Top Senate Democrat Rejects Raising Medicare Eligibility Age
As rumors swirl that Democrats may consider raising the Medicare eligibility age to reach a deal before the looming “fiscal cliff,” a top Senate Democrat expressed opposition to that option Sunday. Speaking on Meet the Press, Senate Majority Whip Dick Durbin (D-IL) said raising the age at which seniors can receive Medicare from 65 to 67 would leave retired seniors with a dangerous gap in their health coverage:
DAVID GREGORY (HOST): Senator, one point about Medicare. You say you want to put off this discussion until later. But bottom line, should the Medicare eligibility age go up? Should there be means testing to get at the benefits side, if you want to shore this program up, because 12 years as you say before it runs out of money?

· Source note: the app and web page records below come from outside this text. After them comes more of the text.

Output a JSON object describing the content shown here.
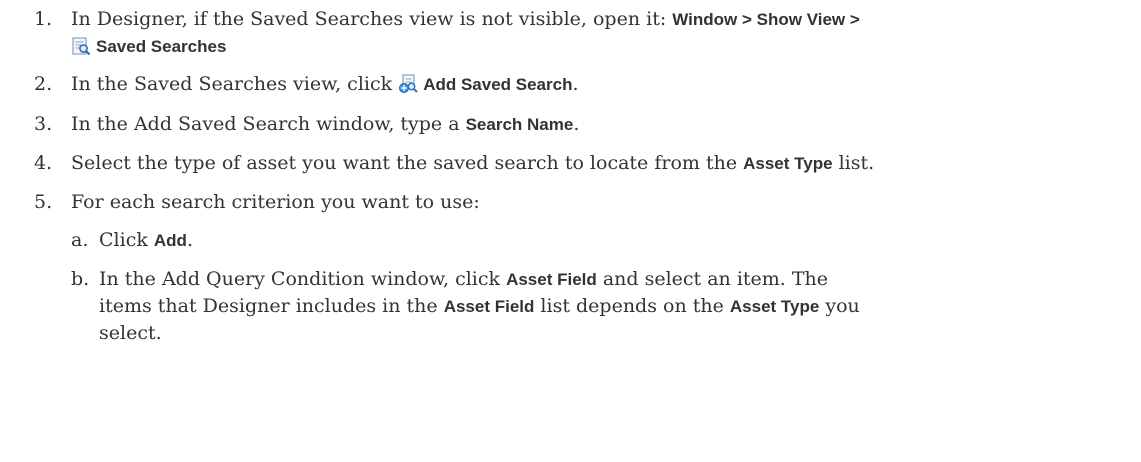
{
  "steps": [
    {
      "num": "1.",
      "pre": "In Designer, if the Saved Searches view is not visible, open it: ",
      "ui_menu": "Window > Show View >",
      "ui_view": "Saved Searches",
      "icon": "saved-searches-icon"
    },
    {
      "num": "2.",
      "pre": "In the Saved Searches view, click ",
      "ui": "Add Saved Search",
      "post": ".",
      "icon": "add-saved-search-icon"
    },
    {
      "num": "3.",
      "pre": "In the Add Saved Search window, type a ",
      "ui": "Search Name",
      "post": "."
    },
    {
      "num": "4.",
      "pre": "Select the type of asset you want the saved search to locate from the ",
      "ui": "Asset Type",
      "post": " list."
    },
    {
      "num": "5.",
      "text": "For each search criterion you want to use:"
    }
  ],
  "substeps": [
    {
      "num": "a.",
      "pre": "Click ",
      "ui": "Add",
      "post": "."
    },
    {
      "num": "b.",
      "line1_pre": "In the Add Query Condition window, click ",
      "line1_ui": "Asset Field",
      "line1_post": " and select an item. The",
      "line2_pre": "items that Designer includes in the ",
      "line2_ui": "Asset Field",
      "line2_mid": " list depends on the ",
      "line2_ui2": "Asset Type",
      "line2_post": " you",
      "line3": "select."
    }
  ]
}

DURBIN: I do believe there should be means testing. and those of us with higher income in retirement should pay more. That could be part of the solution. But when you talk about raising the eligibility age, there’s one key question. what happens to the early retiree? What about that gap in coverage between workplace and Medicare? How will they be covered? I listened to Republicans say we can’t wait to repeal Obamacare, and the insurance exchanges. well, where does a person turn if they are 65 years of age and the medicare eligibility age is 67?